“It’s politicians playing doctors," Copeland says. "They are prescribing invasive transvaginal ultrasounds. They are telling doctors that they have to blatantly lie to their patients. They are imposing longer waiting periods. You know, if these guys want to be doctors, they should go to medical school, not run for office.”

The abortion bill is scheduled for a committee hearing in a few days.

Add Your Comment
Name:

Location:

E-mail: (not published, only used to contact you about your comment)


Comments:




 
Page Options

Print this page

E-Mail this page / Send mp3

Share on Facebook




Stories with Recent Comments

Ohio survey shows low-income people are choosing phones over food
Where is this study published? no sign of it on google scholar. is there a cite

The Akron Sound rocks the porches
fabulous group interview! you covered so much in so little time. wish i could be there for porch rockr.

Head of Ohio Dems says Kasich administration is lying about Suarez contacts
when Kasich's mouth is open , he's lying. Look what he did at Lehmans brothers and then lied about it all during the campaign. If a GOP didn't lie, he or she ...

Canton's Basilica of St. John absorbs news of the pope at morning Mass
Hello Chris,Marina,and Patrice, I just read this article and you all look great. I'm on facebook Jean Dutcher in blue and white stripped blouse. I"M so glad to ...

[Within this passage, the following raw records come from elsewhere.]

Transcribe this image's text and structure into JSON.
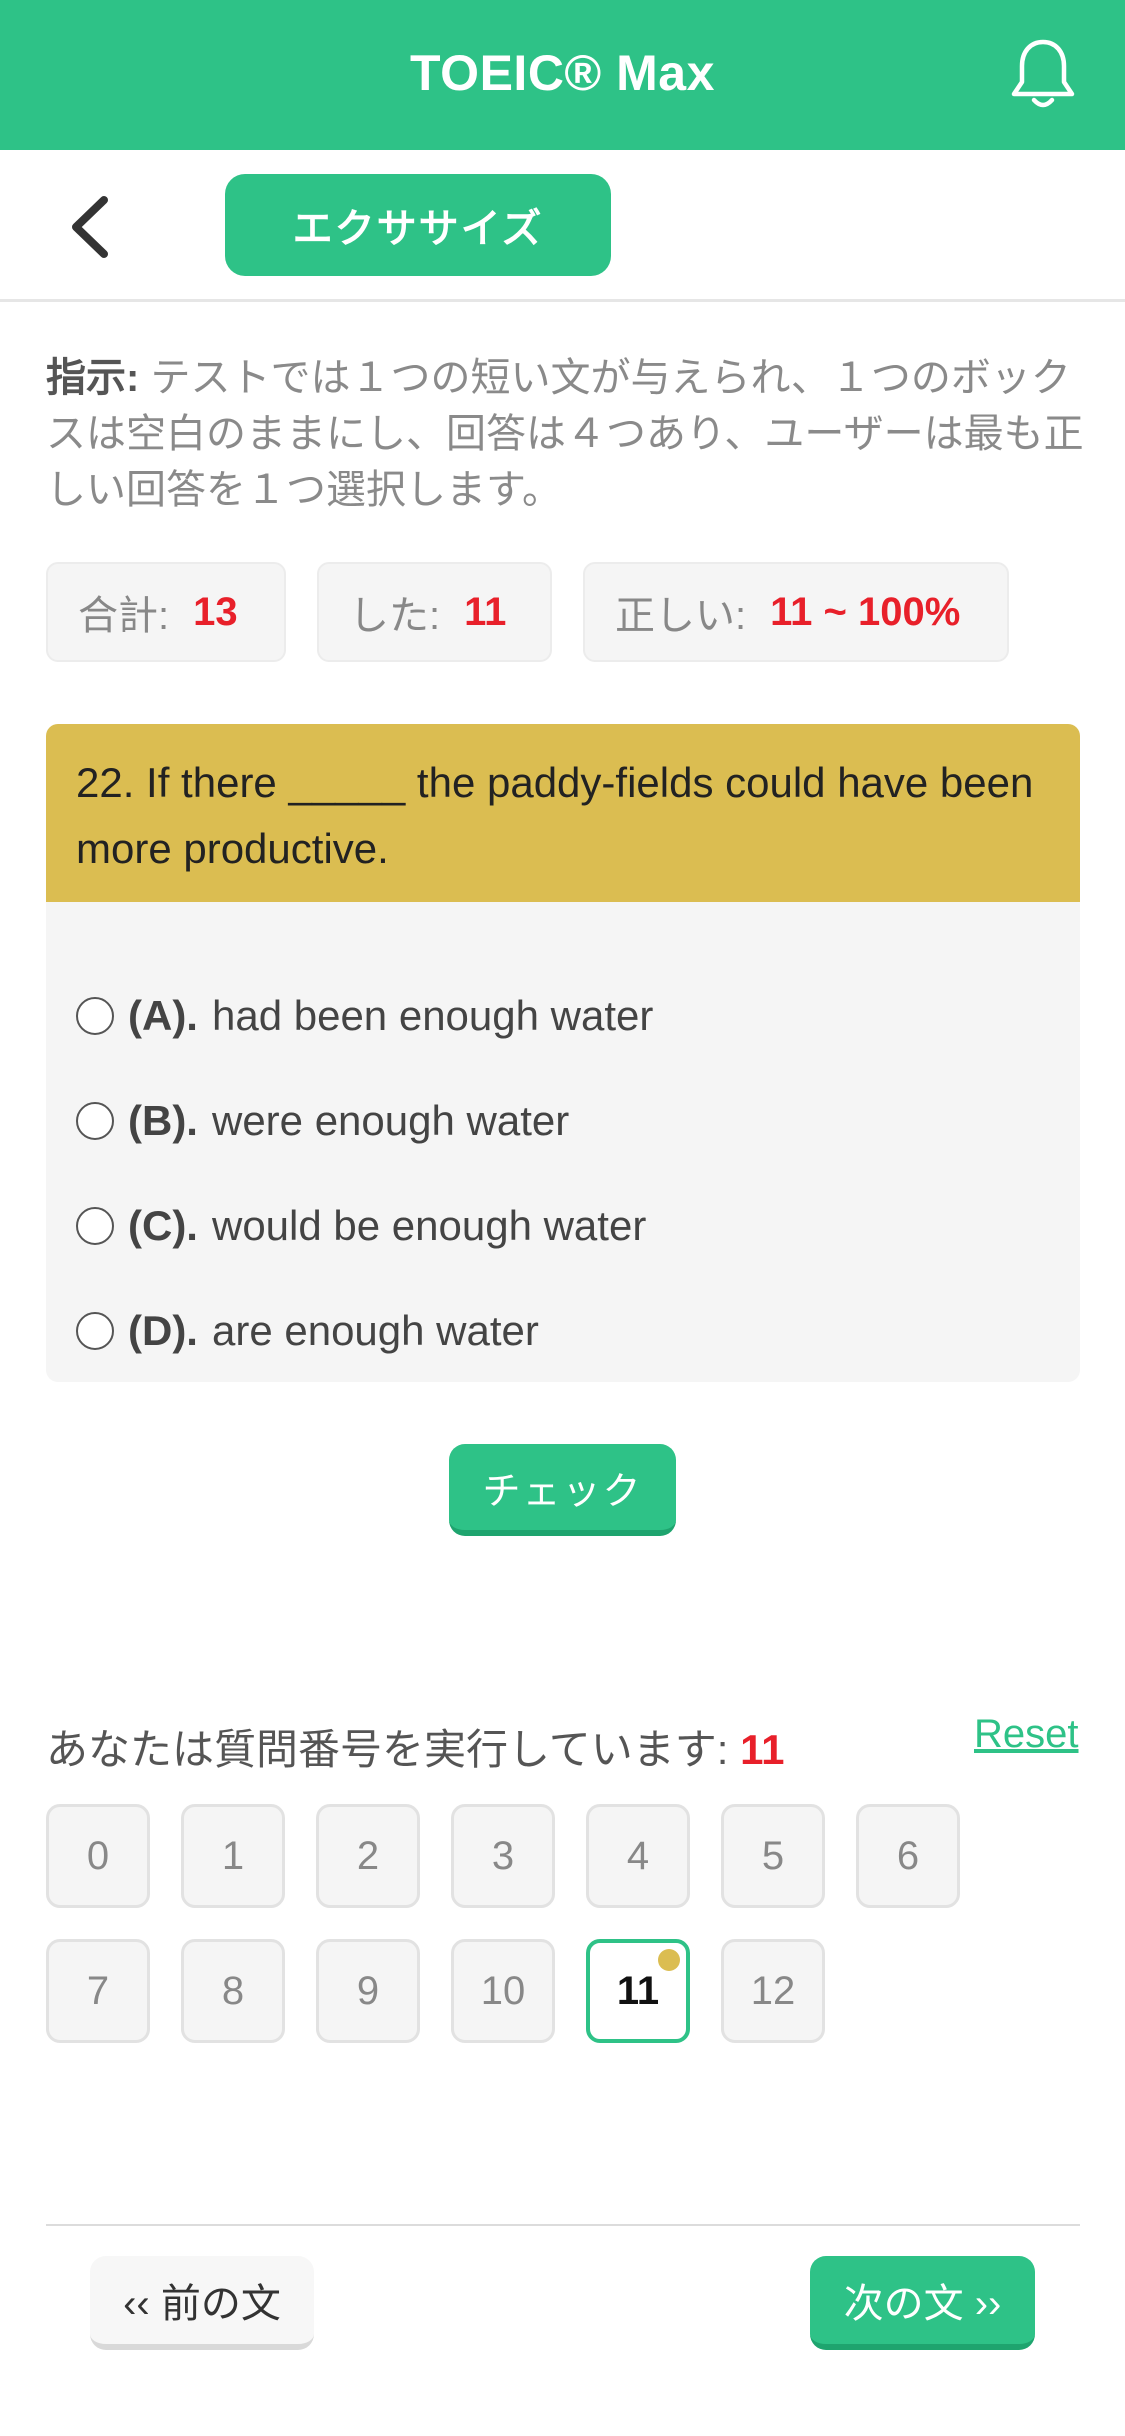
{
  "app": {
    "title": "TOEIC® Max"
  },
  "header": {
    "tab_label": "エクササイズ"
  },
  "instructions": {
    "label": "指示:",
    "text": " テストでは１つの短い文が与えられ、１つのボックスは空白のままにし、回答は４つあり、ユーザーは最も正しい回答を１つ選択します。"
  },
  "stats": {
    "total_label": "合計:",
    "total_value": "13",
    "done_label": "した:",
    "done_value": "11",
    "correct_label": "正しい:",
    "correct_value": "11 ~ 100%"
  },
  "question": {
    "text": "22. If there _____ the paddy-fields could have been more productive.",
    "options": [
      {
        "letter": "(A).",
        "text": "had been enough water"
      },
      {
        "letter": "(B).",
        "text": "were enough water"
      },
      {
        "letter": "(C).",
        "text": "would be enough water"
      },
      {
        "letter": "(D).",
        "text": "are enough water"
      }
    ]
  },
  "check_label": "チェック",
  "progress": {
    "label": "あなたは質問番号を実行しています:",
    "current": "11",
    "reset_label": "Reset",
    "numbers": [
      "0",
      "1",
      "2",
      "3",
      "4",
      "5",
      "6",
      "7",
      "8",
      "9",
      "10",
      "11",
      "12"
    ]
  },
  "nav": {
    "prev_label": "‹‹ 前の文",
    "next_label": "次の文 ››"
  },
  "colors": {
    "accent": "#2ec287",
    "question_bg": "#dbbd51",
    "highlight": "#e8202a"
  }
}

Exploradio: Avoiding the 'acting-white' trap
Growing-up black and being black should not determine that you will not speak well or will not be a high achiever in your goals in life.But society te nds to la...

Charter-school supporters to rally at Statehouse
I am on the bus now headed to the rally. Horizon is an excellent school. My son is is 7 th grade. The teachers and administrators are top notch and spend so m...

Former Nursing Home Land Added to Parks
In addition, LED technology also plays a very important role in advertising- LED placard is very, very useful for shop owners.

Ohio Supreme Court hears arguments on school funding
That's not true. Other school districts HAVE followed this law and done this. Oakhills is one of them and how they were able to provide technology for their s...

Death and beauty at Cleveland's Museum of Contemporary Art
What a disgusting story to air at lunch time.

Ohio Supreme Court grills attorneys on flooding and million-dollar fixes
Perhaps the State of Ohio should take the lead and implement state wide water shed districts that would collect minimum fees. The funds could then be distribute...

Copyright © 2014 WKSU Public Radio, All Rights Reserved.

 
In Partnership With:

NPR PRI Kent State University

listen in windows media format listen in realplayer format Car Talk Hosts: Tom & Ray Magliozzi Fresh Air Host: Terry Gross A Service of Kent State University 89.7 WKSU | NPR.Classical.Other smart stuff. NPR Senior Correspondent: Noah Adams Living on Earth Host: Steve Curwood 89.7 WKSU | NPR.Classical.Other smart stuff. A Service of Kent State University